Posted on August 11, 2009


According to the Guardian, Rupert Murdoch will be requiring readers of all his news websites to pay for content by this time next summer.
That includes the Times, the Sun and the News of the World in England. In the U.S., it would impact WSJ.com, who already charge for content, FoxNews.com, and NYPost.
The Guardian reported, “Stung by a collapse in advertising revenue as the recession shredded Fleet Street’s traditional business model, Murdoch declared that the era of a free-for-all in online news was over. ‘Quality journalism is not cheap,’ said Murdoch. ‘The digital revolution has opened many new and inexpensive distribution channels but it has not made content free. We intend to charge for all our news websites.'”
Now, there is no idea what he is going to charge. My guess: He will use the Wall Street Journal’s system as a model. For access to WSJ.com, they charge $103 for 52 weeks of access.
The Guardian reported that, “Murdoch said he was keen to capitalise on the popularity of celebrity stories: ‘When we have a celebrity scoop, the number of hits we get now are astronomical.'”

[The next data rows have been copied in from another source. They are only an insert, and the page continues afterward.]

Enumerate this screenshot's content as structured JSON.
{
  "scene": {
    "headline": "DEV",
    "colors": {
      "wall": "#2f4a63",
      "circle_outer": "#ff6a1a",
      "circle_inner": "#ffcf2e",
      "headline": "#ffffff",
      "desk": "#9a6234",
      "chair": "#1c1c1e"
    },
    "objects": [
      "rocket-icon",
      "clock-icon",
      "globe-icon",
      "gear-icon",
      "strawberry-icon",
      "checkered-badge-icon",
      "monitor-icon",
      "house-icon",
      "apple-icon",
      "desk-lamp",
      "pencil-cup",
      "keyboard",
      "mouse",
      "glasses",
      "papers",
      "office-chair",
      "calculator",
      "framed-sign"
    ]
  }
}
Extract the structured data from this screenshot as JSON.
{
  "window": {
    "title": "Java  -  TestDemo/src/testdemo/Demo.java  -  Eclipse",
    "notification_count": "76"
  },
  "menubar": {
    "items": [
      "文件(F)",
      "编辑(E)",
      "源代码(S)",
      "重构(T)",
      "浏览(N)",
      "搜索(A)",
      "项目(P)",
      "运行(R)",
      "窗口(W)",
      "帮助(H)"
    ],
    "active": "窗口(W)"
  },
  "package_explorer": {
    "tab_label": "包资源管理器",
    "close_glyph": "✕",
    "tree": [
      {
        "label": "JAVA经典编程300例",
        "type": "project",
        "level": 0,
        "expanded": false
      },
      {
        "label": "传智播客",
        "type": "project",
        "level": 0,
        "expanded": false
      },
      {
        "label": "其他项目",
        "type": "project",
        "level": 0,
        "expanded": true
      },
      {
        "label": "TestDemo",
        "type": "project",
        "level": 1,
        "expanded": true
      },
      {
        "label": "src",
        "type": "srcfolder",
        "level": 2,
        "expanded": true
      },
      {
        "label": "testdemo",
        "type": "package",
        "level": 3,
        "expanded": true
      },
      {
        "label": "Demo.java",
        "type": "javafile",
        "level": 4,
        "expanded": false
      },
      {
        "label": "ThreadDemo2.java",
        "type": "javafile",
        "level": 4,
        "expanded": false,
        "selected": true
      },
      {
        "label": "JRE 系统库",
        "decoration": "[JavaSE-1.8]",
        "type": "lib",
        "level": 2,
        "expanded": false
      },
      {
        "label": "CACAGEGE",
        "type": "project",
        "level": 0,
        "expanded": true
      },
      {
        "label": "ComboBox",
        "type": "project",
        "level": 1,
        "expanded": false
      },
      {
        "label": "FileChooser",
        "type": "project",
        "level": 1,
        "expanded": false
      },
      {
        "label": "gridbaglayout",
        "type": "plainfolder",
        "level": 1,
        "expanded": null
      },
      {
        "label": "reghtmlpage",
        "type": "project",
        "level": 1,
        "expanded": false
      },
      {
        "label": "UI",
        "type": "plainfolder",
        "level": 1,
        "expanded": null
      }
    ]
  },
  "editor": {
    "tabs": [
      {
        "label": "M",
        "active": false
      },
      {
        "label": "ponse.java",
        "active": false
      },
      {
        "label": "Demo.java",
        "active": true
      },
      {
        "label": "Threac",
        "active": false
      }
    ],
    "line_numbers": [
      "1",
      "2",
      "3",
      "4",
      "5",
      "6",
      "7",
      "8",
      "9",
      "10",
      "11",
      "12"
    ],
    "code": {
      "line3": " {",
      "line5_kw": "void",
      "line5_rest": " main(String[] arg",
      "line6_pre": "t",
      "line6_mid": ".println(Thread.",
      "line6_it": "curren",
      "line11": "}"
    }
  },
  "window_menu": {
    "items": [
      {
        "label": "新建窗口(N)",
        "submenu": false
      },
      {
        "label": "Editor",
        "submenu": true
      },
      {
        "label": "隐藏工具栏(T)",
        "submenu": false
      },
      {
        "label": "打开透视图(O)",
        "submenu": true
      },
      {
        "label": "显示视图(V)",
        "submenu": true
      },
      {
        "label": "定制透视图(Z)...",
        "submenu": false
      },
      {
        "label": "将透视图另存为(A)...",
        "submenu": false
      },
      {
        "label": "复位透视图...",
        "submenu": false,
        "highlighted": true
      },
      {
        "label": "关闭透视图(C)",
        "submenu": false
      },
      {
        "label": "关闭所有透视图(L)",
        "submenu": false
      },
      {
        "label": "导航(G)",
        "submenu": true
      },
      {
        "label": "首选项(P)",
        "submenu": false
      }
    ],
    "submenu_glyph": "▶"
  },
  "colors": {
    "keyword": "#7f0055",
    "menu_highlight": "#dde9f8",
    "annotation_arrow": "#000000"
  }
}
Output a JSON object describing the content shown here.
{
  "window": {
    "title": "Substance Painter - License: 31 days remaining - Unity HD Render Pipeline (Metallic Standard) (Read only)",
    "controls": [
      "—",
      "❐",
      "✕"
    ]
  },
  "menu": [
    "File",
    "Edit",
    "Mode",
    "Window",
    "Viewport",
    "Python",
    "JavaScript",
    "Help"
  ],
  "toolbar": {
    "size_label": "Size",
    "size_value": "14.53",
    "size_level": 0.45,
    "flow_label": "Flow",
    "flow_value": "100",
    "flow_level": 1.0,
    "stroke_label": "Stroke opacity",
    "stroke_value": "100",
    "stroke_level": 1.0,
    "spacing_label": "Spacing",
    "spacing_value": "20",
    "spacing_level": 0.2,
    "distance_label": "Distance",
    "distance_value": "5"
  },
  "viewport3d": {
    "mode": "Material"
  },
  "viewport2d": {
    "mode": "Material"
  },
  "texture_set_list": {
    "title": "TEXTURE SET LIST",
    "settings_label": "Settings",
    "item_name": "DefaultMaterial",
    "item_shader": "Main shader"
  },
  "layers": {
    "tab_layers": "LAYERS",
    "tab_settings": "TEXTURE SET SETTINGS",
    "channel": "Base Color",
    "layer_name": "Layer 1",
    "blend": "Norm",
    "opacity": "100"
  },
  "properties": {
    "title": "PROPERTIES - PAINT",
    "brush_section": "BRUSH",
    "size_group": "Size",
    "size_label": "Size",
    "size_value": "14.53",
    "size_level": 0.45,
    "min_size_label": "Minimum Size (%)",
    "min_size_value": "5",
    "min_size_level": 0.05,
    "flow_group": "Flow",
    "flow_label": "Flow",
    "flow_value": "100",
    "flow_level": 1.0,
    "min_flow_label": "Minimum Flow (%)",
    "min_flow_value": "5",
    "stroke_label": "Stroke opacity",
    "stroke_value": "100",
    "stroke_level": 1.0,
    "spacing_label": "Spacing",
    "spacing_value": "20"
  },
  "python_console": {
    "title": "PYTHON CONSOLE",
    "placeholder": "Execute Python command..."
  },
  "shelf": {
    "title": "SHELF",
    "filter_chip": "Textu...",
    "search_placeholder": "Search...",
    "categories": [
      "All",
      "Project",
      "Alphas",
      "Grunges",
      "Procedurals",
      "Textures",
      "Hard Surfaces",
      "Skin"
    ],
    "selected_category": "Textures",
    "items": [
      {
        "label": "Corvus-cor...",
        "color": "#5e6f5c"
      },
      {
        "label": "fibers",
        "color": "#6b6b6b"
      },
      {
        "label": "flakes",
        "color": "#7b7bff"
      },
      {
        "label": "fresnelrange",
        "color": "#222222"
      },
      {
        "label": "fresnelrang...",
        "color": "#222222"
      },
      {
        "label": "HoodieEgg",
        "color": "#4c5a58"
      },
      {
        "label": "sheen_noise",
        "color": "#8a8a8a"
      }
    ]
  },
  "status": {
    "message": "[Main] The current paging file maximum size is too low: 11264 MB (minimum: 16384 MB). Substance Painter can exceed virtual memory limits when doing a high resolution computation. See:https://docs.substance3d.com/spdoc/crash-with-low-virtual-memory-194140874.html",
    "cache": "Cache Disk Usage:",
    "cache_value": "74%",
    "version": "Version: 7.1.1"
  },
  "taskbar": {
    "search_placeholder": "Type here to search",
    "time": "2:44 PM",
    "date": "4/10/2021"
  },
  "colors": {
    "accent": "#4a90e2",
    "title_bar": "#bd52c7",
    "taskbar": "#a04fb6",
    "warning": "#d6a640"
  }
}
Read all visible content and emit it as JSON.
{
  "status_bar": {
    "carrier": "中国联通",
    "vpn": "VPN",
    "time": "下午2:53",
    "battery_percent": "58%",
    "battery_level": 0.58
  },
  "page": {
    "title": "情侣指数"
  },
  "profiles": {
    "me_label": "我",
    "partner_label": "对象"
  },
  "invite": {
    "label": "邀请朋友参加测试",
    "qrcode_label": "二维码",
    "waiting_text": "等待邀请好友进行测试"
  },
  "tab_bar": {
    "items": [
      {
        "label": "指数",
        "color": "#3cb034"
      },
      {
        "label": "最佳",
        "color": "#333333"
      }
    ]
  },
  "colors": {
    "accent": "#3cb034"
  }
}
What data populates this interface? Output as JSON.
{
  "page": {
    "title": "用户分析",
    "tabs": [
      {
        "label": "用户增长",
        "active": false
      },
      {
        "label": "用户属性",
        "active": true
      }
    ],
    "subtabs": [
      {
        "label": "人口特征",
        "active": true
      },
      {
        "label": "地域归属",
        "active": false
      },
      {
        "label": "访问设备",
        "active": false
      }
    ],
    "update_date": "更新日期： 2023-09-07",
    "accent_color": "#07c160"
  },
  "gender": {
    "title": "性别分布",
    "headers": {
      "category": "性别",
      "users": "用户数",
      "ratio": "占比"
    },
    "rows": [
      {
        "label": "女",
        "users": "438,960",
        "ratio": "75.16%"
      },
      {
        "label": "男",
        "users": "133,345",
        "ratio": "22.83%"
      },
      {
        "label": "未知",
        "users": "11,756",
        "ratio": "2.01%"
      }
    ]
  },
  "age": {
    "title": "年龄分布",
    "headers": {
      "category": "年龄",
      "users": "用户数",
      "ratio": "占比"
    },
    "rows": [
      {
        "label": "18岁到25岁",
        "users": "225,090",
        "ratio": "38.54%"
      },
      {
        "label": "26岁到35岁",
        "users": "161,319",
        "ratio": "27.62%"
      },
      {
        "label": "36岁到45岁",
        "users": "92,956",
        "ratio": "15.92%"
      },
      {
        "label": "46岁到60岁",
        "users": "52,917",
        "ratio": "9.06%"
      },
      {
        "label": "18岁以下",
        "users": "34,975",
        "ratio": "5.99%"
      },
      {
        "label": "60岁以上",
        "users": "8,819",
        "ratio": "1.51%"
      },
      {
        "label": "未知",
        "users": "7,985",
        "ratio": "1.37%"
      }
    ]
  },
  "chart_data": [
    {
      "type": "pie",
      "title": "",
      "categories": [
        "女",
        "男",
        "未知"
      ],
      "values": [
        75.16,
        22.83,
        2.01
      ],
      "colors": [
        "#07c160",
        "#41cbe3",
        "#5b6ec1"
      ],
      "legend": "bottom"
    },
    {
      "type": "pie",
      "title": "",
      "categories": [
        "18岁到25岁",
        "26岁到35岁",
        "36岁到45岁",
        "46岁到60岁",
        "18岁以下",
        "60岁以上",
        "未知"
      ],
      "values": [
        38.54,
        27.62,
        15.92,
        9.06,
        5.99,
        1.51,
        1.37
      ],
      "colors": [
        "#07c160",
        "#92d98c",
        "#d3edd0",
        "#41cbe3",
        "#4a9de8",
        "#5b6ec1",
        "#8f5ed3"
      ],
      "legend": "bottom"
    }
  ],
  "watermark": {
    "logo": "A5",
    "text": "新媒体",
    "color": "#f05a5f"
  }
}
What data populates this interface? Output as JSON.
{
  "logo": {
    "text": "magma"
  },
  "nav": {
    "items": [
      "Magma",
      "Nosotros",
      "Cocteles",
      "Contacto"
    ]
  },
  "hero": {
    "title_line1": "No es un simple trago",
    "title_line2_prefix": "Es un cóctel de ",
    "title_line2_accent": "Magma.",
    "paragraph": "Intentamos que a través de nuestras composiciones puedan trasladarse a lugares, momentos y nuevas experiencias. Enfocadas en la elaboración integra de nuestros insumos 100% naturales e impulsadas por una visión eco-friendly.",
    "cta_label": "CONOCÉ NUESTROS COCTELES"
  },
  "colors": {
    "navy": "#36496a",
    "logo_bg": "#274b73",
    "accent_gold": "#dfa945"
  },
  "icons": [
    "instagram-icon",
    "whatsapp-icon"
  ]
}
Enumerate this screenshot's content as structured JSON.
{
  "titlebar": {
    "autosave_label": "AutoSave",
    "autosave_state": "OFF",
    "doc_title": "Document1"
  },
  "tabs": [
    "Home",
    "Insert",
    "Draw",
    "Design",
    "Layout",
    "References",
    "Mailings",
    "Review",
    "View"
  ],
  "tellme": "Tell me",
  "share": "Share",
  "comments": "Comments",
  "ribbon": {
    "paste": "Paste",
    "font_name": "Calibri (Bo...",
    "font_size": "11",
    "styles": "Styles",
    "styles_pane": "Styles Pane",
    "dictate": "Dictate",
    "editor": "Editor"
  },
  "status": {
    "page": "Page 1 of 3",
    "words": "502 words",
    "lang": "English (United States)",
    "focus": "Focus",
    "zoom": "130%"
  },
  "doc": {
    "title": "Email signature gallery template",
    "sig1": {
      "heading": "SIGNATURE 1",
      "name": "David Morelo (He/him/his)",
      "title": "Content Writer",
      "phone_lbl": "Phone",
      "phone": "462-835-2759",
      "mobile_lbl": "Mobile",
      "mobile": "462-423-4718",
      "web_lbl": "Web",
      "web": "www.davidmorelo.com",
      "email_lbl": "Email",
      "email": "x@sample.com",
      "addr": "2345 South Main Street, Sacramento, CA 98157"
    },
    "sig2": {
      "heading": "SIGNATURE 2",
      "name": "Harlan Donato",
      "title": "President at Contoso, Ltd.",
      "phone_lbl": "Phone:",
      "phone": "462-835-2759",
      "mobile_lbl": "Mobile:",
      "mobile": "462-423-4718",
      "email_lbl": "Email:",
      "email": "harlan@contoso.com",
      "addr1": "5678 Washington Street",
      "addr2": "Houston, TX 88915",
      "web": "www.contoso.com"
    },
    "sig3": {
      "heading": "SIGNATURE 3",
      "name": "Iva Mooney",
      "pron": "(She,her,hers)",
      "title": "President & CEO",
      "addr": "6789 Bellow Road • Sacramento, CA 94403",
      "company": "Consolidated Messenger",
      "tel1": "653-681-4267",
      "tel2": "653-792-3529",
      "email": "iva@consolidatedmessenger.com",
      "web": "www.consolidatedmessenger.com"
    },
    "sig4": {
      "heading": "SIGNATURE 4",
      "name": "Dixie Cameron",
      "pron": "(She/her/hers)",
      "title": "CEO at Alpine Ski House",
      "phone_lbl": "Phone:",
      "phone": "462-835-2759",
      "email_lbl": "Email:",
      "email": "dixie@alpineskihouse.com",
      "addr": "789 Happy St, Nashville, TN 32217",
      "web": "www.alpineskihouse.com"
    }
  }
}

Is he nuts? More like sucidial. The main reason: There will ALWAYS be free alternatives to the same news.

For example, the London newspapers owned by Murcoch will only increase the traffic to the British Broadcasting Corp.’s (BBC) website. Because it is state-supported, it will always be free.

If the New York Post goes behind the paywall, there will ALWAYS be Perez Hilton, TMZ, and smaller gossip websites that will be free to tell the public who is currently dating some superstar athlete or why Jon and Kate are getting a divorce.

The problem: Newspapers as a whole have been slow to adjust to the Internet and now they are trying to fix it by forcing the audience to pay for content.

There are three reasons why the “paywall” fails as a concept, in most cases.

1. You lose audience when you go behind a paywall.
2. When you lose audience, you lose advertisers.
3. Also, your stories will no longer be on the first page or two of Google when people do a search for your content. If it is not in the top two pages in a Google search, it does not exist.

Going behind a paywall will almost instantly create startups that will try to undercut you and take your audience with free content.

So what do you think? Would you pay for news about the Titans or UT football?


Here is a great article about paid vs. free debate in news. It was a study done in 2001. The findings confirm that people do not want to pay for news.

Posted in: Internet